A lipoma is a growth of fat cells in a thin, fibrous capsule usually found just below the skin. Lipomas are found most often on the torso, neck, upper thighs, upper arms, and armpits, but they can occur almost anywhere in the body. One or more lipomas may be present at the same time. Lipomas are the most common noncancerous soft tissue growth.
The cause of lipomas is not completely understood, but the tendency to develop them is inherited. A minor injury may trigger the growth. Being overweight does not cause lipomas.
- Are small [0.4 in. (1 cm) to 1.2 in. (3 cm)] and felt just under the skin.
- Are movable and have a soft, rubbery consistency.
- Do not cause pain.
- Remain the same size over years or grow very slowly.
- Often the most bothersome symptom is the location or increased size that makes the lipoma noticeable by others.

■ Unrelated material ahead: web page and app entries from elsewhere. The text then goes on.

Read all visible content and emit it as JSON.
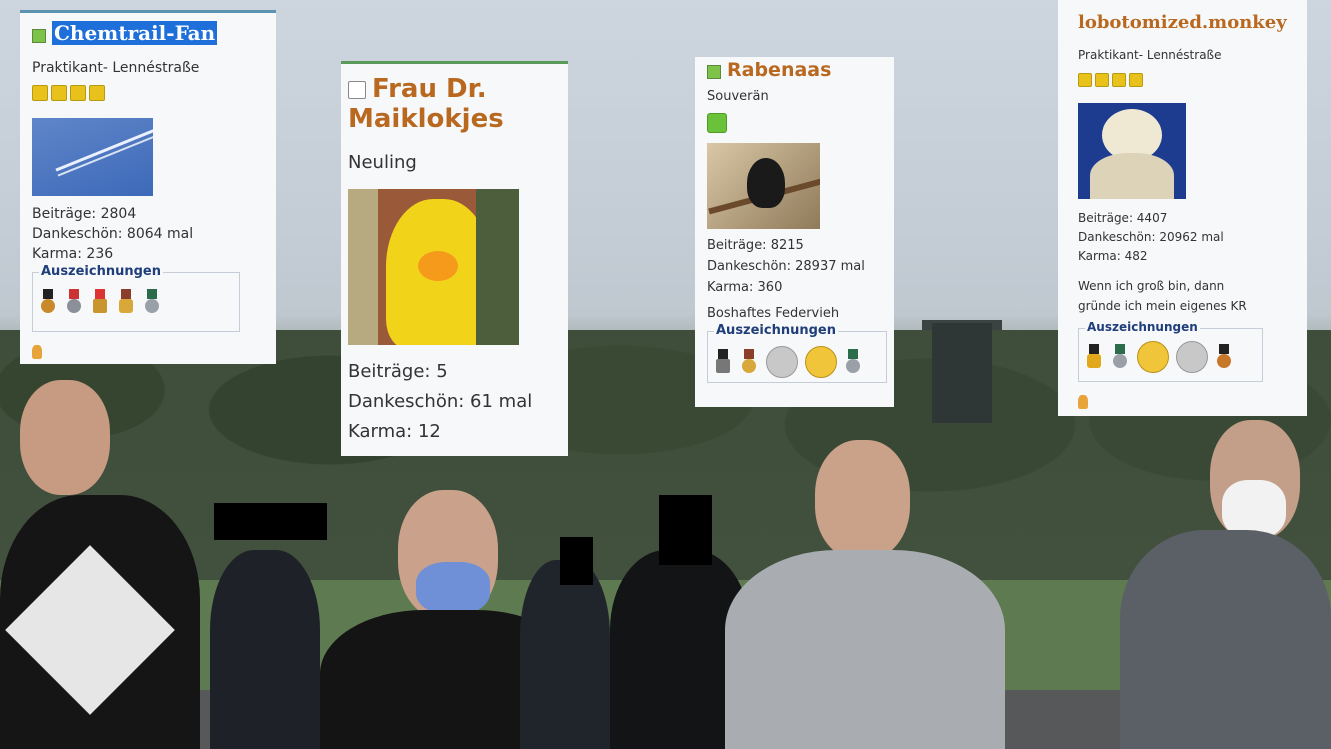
{
  "cards": [
    {
      "id": "chemtrail",
      "name": "Chemtrail-Fan",
      "rank": "Praktikant- Lennéstraße",
      "rank_pips": 4,
      "posts": "Beiträge: 2804",
      "thanks": "Dankeschön: 8064 mal",
      "karma": "Karma: 236",
      "awards_title": "Auszeichnungen",
      "avatar_icon": "airplane-contrail-avatar"
    },
    {
      "id": "maiklokjes",
      "name_line1": "Frau Dr.",
      "name_line2": "Maiklokjes",
      "rank": "Neuling",
      "posts": "Beiträge: 5",
      "thanks": "Dankeschön: 61 mal",
      "karma": "Karma: 12",
      "avatar_icon": "big-bird-avatar"
    },
    {
      "id": "rabenaas",
      "name": "Rabenaas",
      "rank": "Souverän",
      "posts": "Beiträge: 8215",
      "thanks": "Dankeschön: 28937 mal",
      "karma": "Karma: 360",
      "extra": "Boshaftes Federvieh",
      "awards_title": "Auszeichnungen",
      "avatar_icon": "raven-avatar"
    },
    {
      "id": "monkey",
      "name": "lobotomized.monkey",
      "rank": "Praktikant- Lennéstraße",
      "rank_pips": 4,
      "posts": "Beiträge: 4407",
      "thanks": "Dankeschön: 20962 mal",
      "karma": "Karma: 482",
      "signature_line1": "Wenn ich groß bin, dann",
      "signature_line2": "gründe ich mein eigenes KR",
      "awards_title": "Auszeichnungen",
      "avatar_icon": "plush-monkey-avatar"
    }
  ],
  "colors": {
    "name_orange": "#b8691f",
    "selection_blue": "#1e6fd9",
    "awards_title_blue": "#1f3e7a",
    "status_green": "#7dc34a",
    "rank_gold": "#e8c21a"
  }
}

Most lipomas can be removed in the doctor’s office or outpatient surgery center. The doctor injects a local anesthetic around the lipoma, makes an incision in the skin, removes the growth, and closes the incision with stitches (sutures). If the lipoma is in an area of the body that cannot be easily reached through a simple incision in the skin, the lipoma may need to be removed in the operating room under general anesthesia.